At OkCupid, which is aimed at a more casual, youthful crowd, there has been a jump in membership ... says Sam Yagan, OkCupid's boss. ... OkCupid has the advantage of being free, which has proved popular with people looking for partners for what Mr Yagan euphemistically calls "cheap entertainment." After all, if you have a girlfriend or a boyfriend, he says, "you can just play Scrabble instead of going out for the evening."
(Is that what people call it these days? "Hey honey, wanna get a triple word score?")
Via the New York Times Freakonomics blog, Germany's Der Spiegel reports an unusual acquittal:
German police say at least one of the identical twin brothers Hassan and Abbas O. may have perpetrated a recent multimillion euro jewelry heist in Berlin. But because of their indistinguishable DNA, neither can be individually linked to the crime. Both were set free on Wednesday.
... DNA [found at the crime scene] led to not one but two suspects -- 27-year-old identical, or monozygotic, twins with near-identical DNA.
German law stipulates that each criminal must be individually proven guilty. The problem in the case of the O. brothers is that their twin DNA is so similar that neither can be exclusively linked to the evidence using current methods of DNA analysis. So even though both have criminal records and may have committed the heist together, Hassan and Abbas O. have been set free.
Of course, society's to blame, but this is kind of cool.
So I'm watching the opening moments of Lost, and my immediate thought is: That little 737-400 can't fly the way from Hawaii to Guam, it's only certified for ETOPS 120! And even if it were, it's only got a range of about 3500 miles at zero weight, and Hurley's on board....
Then my small intestine reaches up to strangle me, and I come to my senses, and think: Ooh, Eve Lilly....
All this proves that once a nerd, always a nerd, in so many ways.
I still haven't committed to buying a Kindle, and Mark Morford echoes of the reasons:

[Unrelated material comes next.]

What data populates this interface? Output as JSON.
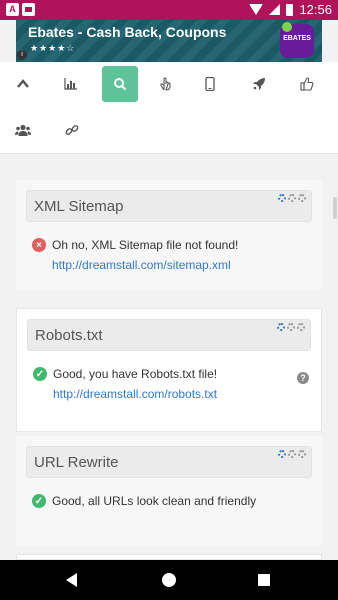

[M]any creators loathe the beige slab because of how ruthlessly Amazon owns every aspect of the experience. Authors and publishers have little control. Readers -- that is, you -- have even less. Want to share a book you finished with someone else? Too bad. Want to upload and circulate your own text without using Amazon's system? Screw you. Want to, well, do anything at all that's not 100 percent within the company's power and revenue stream because you don't actually own any of the books you buy? Amazon says: Bite me.

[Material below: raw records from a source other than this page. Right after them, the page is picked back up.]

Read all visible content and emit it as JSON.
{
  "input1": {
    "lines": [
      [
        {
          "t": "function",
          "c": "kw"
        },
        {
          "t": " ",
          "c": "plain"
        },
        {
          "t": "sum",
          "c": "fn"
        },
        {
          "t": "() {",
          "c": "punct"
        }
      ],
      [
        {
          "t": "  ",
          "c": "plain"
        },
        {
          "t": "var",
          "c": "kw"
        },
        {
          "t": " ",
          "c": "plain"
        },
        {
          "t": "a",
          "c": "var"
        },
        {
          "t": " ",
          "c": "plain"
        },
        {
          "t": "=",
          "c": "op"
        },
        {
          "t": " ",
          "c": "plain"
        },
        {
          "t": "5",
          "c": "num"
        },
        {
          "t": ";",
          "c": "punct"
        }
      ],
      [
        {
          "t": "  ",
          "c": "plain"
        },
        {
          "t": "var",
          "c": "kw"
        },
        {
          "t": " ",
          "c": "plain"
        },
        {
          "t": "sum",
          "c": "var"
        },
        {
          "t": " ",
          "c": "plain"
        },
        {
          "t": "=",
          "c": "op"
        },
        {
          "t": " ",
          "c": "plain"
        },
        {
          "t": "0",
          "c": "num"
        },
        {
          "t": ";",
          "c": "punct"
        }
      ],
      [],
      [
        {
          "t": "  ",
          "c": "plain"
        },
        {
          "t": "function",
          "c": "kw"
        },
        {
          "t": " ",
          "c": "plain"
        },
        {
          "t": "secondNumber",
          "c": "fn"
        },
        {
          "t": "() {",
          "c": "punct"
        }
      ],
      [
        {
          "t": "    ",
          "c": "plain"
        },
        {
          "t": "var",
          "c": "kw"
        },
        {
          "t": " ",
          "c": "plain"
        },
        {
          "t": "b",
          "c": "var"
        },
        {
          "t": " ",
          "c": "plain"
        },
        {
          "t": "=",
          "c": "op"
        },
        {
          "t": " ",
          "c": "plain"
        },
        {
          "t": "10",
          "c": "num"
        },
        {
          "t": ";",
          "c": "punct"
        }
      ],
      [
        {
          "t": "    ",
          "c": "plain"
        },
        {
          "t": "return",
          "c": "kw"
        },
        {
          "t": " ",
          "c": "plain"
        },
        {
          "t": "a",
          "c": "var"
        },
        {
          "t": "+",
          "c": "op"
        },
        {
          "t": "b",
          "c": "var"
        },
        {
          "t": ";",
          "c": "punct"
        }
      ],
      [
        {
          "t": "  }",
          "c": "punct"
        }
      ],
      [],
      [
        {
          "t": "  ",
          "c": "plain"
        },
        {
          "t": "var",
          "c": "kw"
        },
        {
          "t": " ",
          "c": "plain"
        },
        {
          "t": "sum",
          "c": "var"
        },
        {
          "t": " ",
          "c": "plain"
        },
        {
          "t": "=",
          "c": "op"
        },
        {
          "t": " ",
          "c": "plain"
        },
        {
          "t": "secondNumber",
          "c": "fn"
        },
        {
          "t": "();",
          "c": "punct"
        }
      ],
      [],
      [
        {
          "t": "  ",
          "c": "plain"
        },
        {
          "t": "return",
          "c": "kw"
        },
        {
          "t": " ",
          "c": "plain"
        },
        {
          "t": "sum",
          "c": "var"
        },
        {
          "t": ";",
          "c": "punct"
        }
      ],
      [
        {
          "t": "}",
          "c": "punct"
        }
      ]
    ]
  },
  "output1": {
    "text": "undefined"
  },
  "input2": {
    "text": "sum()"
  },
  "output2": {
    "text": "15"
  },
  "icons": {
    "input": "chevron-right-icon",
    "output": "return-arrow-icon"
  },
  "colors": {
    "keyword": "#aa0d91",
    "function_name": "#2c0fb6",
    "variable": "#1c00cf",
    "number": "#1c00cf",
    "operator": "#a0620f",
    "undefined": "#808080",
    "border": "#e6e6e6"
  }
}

I like having paper books. I have a sinking feeling that having a Kindle would result in me buying books twice, once for my bookshelf and once to read on a plane.
Not to libel ostriches, or suggest mass killings of the birds, I think McDonald's and other fast-food restaurants prefer customers who stick their heads in the sand. This may result from McDonald's execs sticking their own heads—never mind. Apparently the laws in New York, Philadelphia, and California requiring calorie and nutrition information be on fast-food restaurant menus are causing customers to buy salads instead of triple-bacon-lardburgers-with-extra-goo, so McDonald's wants a Federal law instead:
The measure would create a single standard, allowing McDonald's and even sit-down chains like Applebee's to avoid stricter laws in places like New York, Philadelphia and California. Instead of being forced to post nutritional information on menus, the restaurants want to put it somewhere nearby.
... Proponents disagree. "Not only do we think their bill creates a weak standard, it would preempt some of the positive things we have already accomplished across the country," says Derek Scholes, a lobbyist for the Dallas-based American Heart Assn.
How about this instead: McDonald's no longer has to divulge any nutrition information, but it has to donate 1% of its net income (which was $23.5 billion in 2008) to the American Heart Association. Given the success of California's anti-smoking campaign, that might actually benefit people more than just publishing calorie counts.